» EXERCISE DESCRIPTION
Whenever a line contains the string "arrow", copy it out of the entries.

[Dataset rows for apps and sites]
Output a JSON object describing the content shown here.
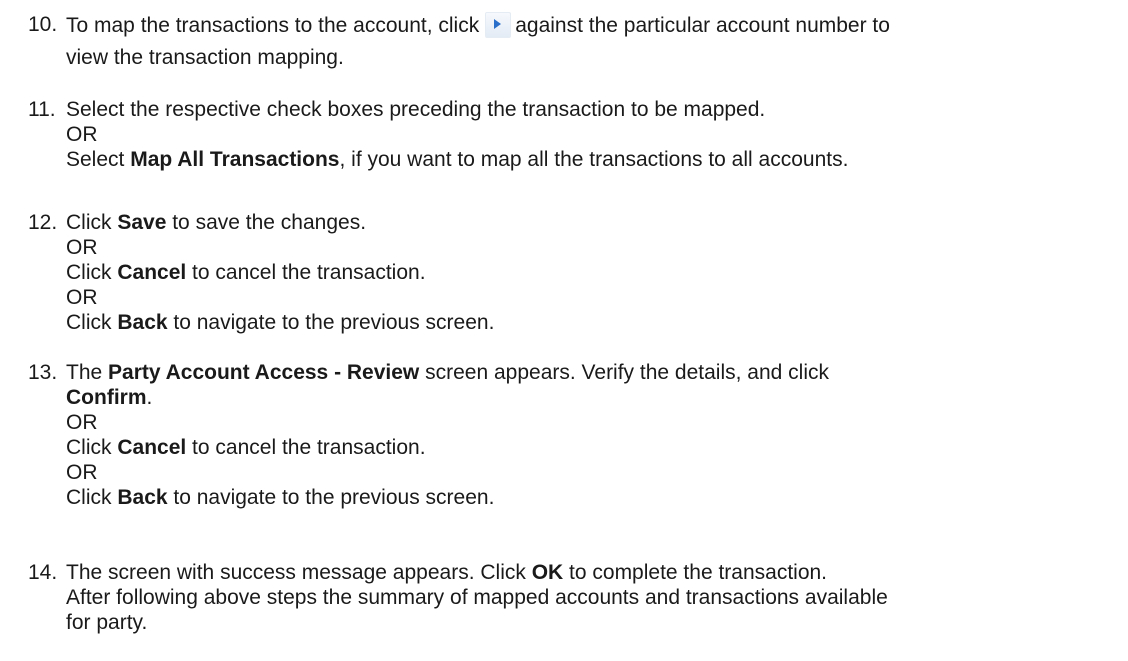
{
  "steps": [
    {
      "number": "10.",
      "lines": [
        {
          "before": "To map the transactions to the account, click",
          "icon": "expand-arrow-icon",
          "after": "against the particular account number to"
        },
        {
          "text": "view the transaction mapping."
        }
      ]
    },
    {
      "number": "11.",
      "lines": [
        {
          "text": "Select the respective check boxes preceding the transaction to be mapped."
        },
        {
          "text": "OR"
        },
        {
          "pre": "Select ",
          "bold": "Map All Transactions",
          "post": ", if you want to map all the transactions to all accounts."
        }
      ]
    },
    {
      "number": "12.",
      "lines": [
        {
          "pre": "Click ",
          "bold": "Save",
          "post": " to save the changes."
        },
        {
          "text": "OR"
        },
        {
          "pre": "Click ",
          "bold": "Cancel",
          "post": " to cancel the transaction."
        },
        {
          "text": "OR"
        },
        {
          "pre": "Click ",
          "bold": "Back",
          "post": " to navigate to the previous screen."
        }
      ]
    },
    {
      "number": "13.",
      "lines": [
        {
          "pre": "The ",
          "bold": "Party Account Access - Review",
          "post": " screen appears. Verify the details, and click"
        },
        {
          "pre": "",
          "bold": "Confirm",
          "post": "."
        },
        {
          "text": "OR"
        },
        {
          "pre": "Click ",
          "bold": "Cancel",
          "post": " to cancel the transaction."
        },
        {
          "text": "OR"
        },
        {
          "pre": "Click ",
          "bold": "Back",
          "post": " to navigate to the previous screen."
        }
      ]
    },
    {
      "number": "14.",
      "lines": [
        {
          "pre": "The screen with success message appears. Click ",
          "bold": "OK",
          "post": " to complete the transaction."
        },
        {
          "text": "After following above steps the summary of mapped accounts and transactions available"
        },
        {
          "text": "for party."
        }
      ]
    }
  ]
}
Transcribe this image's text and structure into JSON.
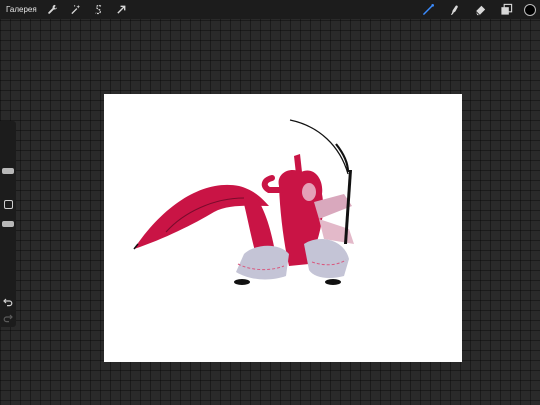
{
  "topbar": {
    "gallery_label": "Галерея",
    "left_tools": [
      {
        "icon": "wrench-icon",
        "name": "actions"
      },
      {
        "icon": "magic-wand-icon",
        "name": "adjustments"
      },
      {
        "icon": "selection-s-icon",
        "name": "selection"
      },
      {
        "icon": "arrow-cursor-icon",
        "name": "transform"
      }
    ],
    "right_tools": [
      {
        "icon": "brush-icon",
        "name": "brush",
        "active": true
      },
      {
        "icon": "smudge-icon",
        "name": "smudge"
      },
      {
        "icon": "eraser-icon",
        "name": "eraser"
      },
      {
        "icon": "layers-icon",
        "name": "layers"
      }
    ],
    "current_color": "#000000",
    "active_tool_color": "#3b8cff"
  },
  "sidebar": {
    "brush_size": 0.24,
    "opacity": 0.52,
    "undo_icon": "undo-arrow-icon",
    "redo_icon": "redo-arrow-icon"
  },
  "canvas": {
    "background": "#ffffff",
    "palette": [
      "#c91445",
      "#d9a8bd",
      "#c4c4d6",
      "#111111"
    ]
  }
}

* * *

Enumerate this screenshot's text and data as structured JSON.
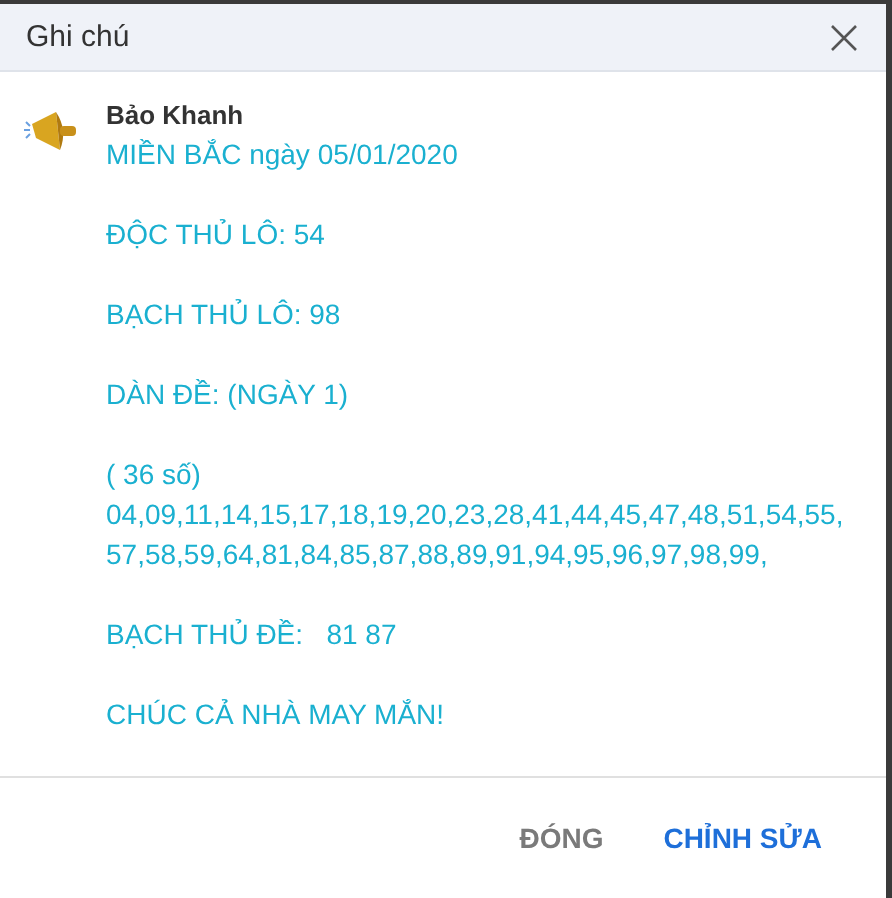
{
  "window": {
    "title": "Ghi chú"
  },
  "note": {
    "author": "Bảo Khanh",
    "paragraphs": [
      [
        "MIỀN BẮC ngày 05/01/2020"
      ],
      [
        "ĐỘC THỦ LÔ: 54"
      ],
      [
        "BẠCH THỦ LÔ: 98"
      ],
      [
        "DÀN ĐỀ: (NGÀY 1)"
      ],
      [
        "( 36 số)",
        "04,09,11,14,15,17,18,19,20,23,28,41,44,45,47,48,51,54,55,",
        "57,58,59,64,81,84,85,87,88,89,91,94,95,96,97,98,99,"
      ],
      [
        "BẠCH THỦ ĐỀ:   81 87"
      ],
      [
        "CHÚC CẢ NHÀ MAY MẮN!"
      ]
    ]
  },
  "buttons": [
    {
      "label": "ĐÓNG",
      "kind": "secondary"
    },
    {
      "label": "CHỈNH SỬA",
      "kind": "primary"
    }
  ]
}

» REPLY
          "icon": "expand-arrow-icon",
        "icon": "arrow-cursor-icon",
    "undo_icon": "undo-arrow-icon",
    "redo_icon": "redo-arrow-icon"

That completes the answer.